A great, an immense hatred for this ghastly Revolution and the people it professed to free filled his whole being, together with a mad, hideous desire to see them suffer, starve, die a miserable, loathsome death. The passion of hate, that now overwhelmed his soul, was at least as ugly as theirs. He was, for one brief moment, now at one with them in their inordinate lust for revenge.
Only Juliette throughout all this remained calm, silent, impassive.
She had heard the indictment, heard the loathsome sentence, for her white cheeks had gradually become ashy pale, but never for a moment did she depart from her attitude of proud aloofness.
She never once turned her head towards the mob who insulted her. She waited in complete passiveness until the yelling and shouting had subsided, motionless save for her finger-tips, which beat an impatient tattoo upon the railing in front of her.

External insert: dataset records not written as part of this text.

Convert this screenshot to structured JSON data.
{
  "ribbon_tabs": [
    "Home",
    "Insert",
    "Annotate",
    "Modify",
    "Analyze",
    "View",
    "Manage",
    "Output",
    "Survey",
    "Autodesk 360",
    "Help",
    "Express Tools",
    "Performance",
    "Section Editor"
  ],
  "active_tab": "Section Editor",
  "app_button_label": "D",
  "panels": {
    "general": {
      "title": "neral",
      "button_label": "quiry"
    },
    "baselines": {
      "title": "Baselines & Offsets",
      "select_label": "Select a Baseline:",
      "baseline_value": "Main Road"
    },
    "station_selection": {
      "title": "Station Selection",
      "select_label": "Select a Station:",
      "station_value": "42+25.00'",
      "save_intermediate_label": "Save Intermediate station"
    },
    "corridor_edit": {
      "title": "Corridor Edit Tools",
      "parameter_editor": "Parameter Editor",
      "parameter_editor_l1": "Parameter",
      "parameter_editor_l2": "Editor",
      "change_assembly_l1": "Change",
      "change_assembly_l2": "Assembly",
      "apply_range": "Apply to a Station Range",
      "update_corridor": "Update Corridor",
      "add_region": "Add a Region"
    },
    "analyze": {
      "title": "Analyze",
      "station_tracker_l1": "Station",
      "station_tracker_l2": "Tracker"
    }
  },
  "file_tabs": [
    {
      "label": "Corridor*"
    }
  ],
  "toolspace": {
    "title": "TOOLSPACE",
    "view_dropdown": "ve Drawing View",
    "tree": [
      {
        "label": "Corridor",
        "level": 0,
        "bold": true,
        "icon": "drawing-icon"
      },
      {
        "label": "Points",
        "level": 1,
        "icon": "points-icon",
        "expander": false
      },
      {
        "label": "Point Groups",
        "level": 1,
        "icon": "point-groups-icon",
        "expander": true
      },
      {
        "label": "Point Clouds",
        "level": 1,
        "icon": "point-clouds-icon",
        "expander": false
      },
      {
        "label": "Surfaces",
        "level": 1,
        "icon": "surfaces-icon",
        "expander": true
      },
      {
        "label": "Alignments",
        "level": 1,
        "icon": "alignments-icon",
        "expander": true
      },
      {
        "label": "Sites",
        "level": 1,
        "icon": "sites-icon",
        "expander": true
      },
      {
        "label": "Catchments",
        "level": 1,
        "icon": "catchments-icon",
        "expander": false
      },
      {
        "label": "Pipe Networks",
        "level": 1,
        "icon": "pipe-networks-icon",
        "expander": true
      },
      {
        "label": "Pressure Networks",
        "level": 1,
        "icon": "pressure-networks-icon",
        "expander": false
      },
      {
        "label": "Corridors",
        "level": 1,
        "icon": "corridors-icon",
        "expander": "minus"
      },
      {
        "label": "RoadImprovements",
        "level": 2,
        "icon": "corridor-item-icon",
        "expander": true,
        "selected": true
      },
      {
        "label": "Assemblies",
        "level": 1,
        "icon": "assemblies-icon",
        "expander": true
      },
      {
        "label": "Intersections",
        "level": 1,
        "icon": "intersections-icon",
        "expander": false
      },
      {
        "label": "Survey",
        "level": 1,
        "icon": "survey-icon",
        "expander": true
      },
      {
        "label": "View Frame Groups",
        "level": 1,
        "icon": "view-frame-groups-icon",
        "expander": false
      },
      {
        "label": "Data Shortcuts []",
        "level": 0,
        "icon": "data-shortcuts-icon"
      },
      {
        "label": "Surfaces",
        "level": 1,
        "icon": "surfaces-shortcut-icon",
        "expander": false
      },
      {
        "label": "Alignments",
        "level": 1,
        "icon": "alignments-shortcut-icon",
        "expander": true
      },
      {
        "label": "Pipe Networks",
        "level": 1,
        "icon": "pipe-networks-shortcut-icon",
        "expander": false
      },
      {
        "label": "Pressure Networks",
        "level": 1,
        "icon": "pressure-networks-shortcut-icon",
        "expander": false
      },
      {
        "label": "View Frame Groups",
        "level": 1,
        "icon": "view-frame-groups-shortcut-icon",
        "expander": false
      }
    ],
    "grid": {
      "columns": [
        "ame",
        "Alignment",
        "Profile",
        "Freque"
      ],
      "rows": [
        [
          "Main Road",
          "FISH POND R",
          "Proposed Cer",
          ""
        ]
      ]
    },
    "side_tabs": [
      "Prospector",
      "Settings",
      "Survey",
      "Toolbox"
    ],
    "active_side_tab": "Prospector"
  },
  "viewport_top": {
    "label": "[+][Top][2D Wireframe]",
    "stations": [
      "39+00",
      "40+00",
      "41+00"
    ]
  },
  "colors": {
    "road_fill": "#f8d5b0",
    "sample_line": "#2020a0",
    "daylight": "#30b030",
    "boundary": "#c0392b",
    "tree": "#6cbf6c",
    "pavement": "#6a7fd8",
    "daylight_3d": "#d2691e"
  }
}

The Bulletin says that she took out her handkerchief and wiped her face with it. Elle s’essuya le front qui fut perle de sueur. The heat had become oppressive.
The atmosphere was overcharged with the dank, penetrating odour of steaming, dirty clothes. The room, though vast, was close and suffocating, the tallow candles flickering in the humid, hot air threw the faces of the President and clerks into bold relief, with curious caricature effects of light and shade.
The petrol lamp above the head of the accused had flared up, and begun to smoke, causing the chimney to crack with a sharp report. This diversion effected a momentary silence among the crowd, and the Public Prosecutor was able to repeat his query:
“Juliette Marny, have you anything to say in reply to the charge brought against you, and why the sentence which I have demanded should not be passed against you?”
The sooty smoke from the lamp came down in small, black, greasy particles; Juliette with her slender finger-tips flicked one of these quietly off her sleeve, the she replied:
“No; I have nothing to say.”
“Have you instructed an advocate to defend you, according to your rights of citizenship, which the Law allows?” added the Public Prosecutor solemnly.
Juliette would have replied at once; her mouth had already framed the No with which she meant to answer.
But now at last had come Deroulede’s hour. For this he had been silent, had suffered and had held his peace, whilst twice twenty-four hours had dragged their weary lengths along, since the arrest of the woman he loved.
In a moment he was on his feet before them all, accustomed to speak, to dominate, to command.